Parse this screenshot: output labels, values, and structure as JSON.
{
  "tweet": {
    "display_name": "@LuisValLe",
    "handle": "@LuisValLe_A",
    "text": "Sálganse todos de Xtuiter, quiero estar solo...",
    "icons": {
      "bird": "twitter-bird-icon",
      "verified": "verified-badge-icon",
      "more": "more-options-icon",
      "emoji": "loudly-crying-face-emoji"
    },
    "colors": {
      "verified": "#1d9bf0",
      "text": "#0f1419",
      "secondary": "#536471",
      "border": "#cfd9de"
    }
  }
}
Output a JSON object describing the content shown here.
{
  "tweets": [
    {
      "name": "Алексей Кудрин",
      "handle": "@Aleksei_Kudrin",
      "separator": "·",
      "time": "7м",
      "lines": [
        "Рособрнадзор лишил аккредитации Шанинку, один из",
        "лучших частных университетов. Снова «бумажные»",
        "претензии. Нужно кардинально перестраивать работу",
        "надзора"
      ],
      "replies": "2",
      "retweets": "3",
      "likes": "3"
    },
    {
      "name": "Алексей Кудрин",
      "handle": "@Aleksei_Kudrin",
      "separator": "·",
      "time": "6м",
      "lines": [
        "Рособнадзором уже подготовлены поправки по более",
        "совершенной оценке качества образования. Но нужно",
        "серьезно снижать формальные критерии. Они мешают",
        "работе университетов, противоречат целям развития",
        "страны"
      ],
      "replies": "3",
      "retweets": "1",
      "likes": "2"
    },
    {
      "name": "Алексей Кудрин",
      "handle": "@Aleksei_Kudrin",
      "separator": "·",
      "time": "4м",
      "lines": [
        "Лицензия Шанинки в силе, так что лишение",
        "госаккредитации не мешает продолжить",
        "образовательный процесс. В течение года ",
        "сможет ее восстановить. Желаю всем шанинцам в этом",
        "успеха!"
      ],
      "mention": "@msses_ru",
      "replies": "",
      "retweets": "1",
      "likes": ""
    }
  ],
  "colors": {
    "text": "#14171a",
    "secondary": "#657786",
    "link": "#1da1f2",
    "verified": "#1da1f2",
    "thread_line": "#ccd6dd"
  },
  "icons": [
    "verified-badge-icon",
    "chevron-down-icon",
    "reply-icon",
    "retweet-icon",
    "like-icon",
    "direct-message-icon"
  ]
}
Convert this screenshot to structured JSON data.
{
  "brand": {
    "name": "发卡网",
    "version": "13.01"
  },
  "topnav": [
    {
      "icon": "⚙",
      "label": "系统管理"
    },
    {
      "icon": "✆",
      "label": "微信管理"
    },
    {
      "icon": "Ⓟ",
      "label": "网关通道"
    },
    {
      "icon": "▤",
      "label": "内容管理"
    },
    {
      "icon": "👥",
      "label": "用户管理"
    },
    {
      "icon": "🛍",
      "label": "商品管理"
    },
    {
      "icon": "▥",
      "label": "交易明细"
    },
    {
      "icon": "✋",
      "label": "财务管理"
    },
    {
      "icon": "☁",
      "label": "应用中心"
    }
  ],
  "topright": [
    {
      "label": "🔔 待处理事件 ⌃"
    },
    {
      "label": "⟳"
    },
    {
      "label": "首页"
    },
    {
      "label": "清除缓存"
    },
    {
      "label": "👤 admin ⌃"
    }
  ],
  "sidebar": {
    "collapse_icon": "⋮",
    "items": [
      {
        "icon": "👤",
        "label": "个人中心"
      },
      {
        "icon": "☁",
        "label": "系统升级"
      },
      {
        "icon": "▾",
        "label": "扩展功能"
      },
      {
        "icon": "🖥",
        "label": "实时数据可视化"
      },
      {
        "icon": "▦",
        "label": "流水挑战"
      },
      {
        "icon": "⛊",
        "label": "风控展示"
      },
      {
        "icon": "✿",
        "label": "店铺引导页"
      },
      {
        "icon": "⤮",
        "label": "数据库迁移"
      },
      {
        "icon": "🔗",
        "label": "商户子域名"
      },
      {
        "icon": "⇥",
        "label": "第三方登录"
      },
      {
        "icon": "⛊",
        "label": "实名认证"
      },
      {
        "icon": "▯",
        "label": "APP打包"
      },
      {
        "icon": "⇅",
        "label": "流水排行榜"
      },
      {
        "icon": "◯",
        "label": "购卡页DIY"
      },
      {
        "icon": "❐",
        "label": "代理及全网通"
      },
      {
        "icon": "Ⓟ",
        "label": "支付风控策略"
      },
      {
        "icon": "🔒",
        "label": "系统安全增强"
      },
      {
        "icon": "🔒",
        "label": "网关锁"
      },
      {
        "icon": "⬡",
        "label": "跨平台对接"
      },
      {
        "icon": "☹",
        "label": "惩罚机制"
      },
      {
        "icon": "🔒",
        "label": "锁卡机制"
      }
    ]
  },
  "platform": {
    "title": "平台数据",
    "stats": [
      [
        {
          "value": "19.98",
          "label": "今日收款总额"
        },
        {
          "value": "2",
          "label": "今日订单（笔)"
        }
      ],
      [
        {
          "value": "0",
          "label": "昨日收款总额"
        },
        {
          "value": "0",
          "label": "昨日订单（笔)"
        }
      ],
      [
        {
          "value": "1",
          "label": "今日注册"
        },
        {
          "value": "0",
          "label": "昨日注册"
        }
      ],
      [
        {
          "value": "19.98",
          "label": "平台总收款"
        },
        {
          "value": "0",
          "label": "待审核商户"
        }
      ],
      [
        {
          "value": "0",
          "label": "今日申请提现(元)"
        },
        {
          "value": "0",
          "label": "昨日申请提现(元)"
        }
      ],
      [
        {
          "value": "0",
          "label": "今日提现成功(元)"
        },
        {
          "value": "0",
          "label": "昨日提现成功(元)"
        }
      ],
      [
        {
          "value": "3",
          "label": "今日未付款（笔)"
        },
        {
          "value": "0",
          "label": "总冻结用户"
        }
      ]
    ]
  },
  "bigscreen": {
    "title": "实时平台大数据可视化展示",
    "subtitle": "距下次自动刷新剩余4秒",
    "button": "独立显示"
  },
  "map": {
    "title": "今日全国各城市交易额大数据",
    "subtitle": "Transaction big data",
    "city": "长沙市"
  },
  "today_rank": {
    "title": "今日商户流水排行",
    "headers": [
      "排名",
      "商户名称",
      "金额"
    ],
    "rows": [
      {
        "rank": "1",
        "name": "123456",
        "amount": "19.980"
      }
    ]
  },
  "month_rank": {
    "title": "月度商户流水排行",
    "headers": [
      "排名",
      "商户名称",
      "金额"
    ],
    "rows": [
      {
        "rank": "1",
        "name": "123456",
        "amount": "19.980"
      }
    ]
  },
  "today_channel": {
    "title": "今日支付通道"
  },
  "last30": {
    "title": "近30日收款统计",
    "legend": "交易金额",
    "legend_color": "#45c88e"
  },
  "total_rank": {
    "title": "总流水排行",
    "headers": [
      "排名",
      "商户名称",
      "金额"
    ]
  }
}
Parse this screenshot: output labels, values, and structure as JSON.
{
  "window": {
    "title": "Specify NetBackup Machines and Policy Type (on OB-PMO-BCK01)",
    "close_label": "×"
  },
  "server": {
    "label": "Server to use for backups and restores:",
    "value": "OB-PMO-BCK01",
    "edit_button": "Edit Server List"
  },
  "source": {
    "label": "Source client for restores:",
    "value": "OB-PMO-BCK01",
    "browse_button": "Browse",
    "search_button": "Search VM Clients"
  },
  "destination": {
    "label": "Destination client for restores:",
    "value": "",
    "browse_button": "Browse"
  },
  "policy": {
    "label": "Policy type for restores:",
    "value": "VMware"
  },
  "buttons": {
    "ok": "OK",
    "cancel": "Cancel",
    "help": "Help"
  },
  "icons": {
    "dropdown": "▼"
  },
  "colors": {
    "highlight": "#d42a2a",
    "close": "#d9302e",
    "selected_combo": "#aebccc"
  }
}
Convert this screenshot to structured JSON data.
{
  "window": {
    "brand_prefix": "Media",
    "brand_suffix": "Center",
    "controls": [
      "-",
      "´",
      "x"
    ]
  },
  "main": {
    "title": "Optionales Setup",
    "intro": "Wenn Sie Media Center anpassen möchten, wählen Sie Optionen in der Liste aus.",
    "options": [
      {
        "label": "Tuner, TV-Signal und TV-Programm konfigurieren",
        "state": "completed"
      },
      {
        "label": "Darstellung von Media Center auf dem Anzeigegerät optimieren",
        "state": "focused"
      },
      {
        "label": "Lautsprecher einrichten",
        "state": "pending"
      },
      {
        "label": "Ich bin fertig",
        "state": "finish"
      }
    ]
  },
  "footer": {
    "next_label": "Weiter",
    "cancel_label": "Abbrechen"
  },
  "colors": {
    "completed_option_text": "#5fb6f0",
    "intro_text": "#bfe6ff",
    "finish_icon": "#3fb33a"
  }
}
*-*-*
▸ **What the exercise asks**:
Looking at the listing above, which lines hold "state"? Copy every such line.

▸ **Reply**:
        "state": "completed"
        "state": "focused"
        "state": "pending"
        "state": "finish"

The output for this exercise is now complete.